→ **TASK DETAILS**
Look through the material below and return every line that contains "legend".

→ **EXERCISE INPUTS**
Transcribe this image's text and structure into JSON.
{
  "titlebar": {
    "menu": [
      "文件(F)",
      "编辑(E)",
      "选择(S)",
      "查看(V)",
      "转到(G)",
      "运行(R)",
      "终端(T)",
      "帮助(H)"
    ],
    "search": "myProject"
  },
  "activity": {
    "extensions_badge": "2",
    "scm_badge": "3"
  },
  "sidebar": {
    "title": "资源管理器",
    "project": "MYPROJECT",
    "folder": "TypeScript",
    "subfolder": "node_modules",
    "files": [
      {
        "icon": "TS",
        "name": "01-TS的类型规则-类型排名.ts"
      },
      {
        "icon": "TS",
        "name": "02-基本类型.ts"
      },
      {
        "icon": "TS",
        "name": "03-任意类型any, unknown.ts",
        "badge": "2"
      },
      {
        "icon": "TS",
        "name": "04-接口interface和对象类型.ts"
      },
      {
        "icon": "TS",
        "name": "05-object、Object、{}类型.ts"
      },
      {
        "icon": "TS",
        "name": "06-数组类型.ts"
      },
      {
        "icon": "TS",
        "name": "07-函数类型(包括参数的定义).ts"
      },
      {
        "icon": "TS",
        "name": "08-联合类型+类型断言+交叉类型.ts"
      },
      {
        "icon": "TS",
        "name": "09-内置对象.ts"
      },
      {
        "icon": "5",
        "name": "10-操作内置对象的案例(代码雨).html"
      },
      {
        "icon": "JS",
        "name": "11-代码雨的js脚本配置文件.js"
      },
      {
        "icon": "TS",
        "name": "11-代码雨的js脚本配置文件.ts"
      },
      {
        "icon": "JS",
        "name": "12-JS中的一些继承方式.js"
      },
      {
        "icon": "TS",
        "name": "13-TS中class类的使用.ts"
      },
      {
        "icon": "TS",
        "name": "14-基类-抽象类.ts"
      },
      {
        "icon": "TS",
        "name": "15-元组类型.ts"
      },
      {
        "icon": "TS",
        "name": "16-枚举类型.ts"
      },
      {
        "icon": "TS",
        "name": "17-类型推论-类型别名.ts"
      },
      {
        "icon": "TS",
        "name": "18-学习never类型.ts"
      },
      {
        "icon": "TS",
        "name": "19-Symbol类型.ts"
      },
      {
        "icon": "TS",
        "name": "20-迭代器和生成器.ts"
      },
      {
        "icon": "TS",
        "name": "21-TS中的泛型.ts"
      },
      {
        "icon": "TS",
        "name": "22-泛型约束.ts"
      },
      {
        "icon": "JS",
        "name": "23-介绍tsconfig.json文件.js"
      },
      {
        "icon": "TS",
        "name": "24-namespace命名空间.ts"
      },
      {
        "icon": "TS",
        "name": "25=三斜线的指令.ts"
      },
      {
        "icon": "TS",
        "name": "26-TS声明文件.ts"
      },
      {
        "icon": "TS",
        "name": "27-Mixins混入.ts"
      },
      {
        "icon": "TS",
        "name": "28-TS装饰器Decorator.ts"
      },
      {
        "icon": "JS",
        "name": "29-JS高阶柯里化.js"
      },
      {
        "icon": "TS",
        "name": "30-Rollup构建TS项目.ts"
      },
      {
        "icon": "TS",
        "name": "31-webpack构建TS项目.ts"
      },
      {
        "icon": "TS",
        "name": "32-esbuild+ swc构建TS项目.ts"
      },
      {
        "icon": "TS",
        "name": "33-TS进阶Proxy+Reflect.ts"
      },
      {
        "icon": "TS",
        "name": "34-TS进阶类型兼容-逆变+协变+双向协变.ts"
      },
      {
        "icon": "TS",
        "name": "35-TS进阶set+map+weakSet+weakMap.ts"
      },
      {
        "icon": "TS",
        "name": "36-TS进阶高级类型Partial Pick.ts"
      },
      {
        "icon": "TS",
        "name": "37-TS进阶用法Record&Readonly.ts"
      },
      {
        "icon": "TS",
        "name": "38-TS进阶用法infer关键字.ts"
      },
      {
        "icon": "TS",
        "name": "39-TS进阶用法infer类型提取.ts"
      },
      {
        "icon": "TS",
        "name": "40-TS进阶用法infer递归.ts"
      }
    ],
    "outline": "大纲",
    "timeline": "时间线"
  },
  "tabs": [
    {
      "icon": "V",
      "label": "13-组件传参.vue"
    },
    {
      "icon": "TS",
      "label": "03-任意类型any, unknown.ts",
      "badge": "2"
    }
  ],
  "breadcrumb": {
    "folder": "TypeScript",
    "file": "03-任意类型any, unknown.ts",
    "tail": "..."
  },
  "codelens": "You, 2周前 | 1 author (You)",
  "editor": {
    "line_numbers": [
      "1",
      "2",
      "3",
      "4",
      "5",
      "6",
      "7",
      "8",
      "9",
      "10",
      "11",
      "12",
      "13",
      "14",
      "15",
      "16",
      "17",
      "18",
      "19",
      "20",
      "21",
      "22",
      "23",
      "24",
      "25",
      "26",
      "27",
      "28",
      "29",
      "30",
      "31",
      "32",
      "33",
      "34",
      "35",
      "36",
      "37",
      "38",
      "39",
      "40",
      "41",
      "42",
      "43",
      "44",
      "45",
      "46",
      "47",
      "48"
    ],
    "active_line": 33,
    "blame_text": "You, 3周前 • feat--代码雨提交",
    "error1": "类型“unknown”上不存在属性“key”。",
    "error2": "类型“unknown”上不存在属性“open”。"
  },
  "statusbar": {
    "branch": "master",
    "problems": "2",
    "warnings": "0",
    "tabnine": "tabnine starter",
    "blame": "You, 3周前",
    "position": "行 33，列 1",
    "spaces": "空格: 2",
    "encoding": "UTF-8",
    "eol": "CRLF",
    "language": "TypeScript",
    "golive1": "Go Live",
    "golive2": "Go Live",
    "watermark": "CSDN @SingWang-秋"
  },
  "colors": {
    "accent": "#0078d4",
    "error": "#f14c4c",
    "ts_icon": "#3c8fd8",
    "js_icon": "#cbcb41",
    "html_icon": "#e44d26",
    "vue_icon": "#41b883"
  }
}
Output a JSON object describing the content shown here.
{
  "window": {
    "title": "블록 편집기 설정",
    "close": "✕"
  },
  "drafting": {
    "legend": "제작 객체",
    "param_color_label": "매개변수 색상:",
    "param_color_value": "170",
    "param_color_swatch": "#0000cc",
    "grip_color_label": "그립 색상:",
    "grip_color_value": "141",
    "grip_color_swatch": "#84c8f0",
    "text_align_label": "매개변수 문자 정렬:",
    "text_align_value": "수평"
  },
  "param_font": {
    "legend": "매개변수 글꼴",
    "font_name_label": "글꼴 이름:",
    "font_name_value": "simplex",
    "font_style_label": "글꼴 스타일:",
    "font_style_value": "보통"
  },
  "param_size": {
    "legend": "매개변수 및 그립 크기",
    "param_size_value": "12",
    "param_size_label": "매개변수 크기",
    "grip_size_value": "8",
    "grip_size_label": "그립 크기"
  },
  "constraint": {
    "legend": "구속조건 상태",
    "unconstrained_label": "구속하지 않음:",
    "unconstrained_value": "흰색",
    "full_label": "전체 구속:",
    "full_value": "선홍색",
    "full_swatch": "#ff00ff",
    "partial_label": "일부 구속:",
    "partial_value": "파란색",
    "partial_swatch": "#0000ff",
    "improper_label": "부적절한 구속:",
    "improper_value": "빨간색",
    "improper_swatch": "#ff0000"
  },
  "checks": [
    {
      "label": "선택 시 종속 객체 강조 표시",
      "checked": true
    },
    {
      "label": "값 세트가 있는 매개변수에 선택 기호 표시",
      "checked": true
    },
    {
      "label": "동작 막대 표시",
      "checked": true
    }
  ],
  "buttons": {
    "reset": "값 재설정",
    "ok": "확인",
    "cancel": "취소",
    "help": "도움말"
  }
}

→ **SOLUTION FOR THIS PROBLEM**
    "legend": "제작 객체",
    "legend": "매개변수 글꼴",
    "legend": "매개변수 및 그립 크기",
    "legend": "구속조건 상태",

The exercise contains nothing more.